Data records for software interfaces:
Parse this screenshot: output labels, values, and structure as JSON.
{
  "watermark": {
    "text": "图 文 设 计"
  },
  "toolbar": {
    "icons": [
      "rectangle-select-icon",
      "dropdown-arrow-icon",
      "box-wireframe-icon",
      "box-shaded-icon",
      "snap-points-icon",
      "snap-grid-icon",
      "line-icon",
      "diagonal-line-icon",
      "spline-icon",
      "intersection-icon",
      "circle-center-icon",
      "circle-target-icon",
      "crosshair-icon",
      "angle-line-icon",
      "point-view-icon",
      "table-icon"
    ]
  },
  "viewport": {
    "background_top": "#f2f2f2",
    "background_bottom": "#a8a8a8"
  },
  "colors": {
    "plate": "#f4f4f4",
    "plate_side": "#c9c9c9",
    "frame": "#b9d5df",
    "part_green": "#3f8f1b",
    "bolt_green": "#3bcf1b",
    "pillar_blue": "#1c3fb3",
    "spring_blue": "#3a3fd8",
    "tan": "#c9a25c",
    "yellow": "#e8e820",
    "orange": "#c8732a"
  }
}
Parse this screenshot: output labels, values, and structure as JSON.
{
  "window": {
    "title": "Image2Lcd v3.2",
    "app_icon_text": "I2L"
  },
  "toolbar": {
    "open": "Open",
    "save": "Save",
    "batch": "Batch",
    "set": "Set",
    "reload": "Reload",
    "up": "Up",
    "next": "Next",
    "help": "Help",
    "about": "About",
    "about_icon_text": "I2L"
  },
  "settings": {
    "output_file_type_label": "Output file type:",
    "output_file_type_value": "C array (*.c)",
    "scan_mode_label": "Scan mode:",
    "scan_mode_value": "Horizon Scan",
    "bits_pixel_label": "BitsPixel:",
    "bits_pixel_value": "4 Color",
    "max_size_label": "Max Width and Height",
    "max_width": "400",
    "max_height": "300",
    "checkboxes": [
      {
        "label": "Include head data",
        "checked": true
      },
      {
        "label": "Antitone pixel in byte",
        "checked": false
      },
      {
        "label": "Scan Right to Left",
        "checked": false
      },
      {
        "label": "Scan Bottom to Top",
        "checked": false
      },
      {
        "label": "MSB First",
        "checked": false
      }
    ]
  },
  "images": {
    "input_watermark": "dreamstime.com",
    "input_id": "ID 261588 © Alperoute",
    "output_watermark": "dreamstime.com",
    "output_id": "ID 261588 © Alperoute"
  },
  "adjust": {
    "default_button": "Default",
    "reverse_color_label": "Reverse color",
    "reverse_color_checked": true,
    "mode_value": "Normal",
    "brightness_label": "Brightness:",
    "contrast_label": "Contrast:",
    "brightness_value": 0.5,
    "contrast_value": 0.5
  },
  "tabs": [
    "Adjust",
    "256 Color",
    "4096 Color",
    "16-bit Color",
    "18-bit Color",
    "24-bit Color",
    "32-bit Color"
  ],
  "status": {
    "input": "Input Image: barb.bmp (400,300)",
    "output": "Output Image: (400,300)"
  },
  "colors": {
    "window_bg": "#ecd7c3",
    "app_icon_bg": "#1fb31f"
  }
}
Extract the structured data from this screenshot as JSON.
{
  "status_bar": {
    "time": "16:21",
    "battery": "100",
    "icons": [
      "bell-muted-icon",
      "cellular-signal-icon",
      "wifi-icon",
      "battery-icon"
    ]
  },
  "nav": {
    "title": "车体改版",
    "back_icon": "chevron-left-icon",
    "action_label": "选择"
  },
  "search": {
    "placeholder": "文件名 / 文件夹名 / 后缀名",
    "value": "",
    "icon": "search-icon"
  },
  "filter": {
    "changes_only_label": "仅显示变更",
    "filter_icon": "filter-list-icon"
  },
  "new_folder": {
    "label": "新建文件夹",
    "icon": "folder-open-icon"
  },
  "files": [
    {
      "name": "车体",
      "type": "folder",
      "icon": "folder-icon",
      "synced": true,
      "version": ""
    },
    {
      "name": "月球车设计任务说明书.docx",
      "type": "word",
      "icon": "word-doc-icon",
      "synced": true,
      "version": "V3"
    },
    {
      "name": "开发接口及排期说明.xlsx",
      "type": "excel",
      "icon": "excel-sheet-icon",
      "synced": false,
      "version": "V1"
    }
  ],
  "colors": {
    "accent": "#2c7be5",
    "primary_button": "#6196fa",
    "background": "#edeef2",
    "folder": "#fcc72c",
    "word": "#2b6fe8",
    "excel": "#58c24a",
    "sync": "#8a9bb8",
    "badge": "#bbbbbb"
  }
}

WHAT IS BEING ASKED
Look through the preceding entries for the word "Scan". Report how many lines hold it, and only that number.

RESPONSE AREA
4